=== Task brief ===
What you return should be each line of the data containing the string "subtitle".

=== Supplied records ===

=== Section Start ===

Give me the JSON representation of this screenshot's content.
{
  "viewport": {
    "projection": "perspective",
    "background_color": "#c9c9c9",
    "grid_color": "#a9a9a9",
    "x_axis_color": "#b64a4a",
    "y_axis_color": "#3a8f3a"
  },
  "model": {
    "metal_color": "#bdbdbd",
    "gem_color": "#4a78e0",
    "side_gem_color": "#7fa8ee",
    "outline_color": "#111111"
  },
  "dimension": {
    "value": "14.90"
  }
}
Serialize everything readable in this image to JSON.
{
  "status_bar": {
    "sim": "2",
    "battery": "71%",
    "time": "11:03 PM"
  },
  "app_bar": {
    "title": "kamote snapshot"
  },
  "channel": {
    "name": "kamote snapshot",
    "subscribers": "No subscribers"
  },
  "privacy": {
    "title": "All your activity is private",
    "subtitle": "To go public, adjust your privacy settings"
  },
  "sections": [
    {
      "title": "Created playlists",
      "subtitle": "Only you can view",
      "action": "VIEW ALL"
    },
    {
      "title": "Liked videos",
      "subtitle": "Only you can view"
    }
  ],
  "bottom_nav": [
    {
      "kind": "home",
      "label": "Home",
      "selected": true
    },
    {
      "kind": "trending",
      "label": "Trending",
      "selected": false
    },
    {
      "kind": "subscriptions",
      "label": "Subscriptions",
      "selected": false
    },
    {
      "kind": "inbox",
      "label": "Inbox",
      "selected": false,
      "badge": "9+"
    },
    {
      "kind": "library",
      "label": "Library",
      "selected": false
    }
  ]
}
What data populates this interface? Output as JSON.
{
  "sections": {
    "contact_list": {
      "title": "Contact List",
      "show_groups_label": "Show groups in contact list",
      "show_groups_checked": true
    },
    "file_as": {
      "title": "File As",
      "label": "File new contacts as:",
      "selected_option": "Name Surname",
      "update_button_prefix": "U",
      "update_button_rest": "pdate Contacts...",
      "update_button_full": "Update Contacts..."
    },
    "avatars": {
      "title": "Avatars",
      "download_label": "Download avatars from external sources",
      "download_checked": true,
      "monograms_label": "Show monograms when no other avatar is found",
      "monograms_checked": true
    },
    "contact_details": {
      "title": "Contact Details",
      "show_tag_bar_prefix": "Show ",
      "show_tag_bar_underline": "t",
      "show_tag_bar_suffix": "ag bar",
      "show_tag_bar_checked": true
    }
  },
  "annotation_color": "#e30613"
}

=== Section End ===

=== Problem solution ===
    "subtitle": "To go public, adjust your privacy settings"
      "subtitle": "Only you can view",
      "subtitle": "Only you can view"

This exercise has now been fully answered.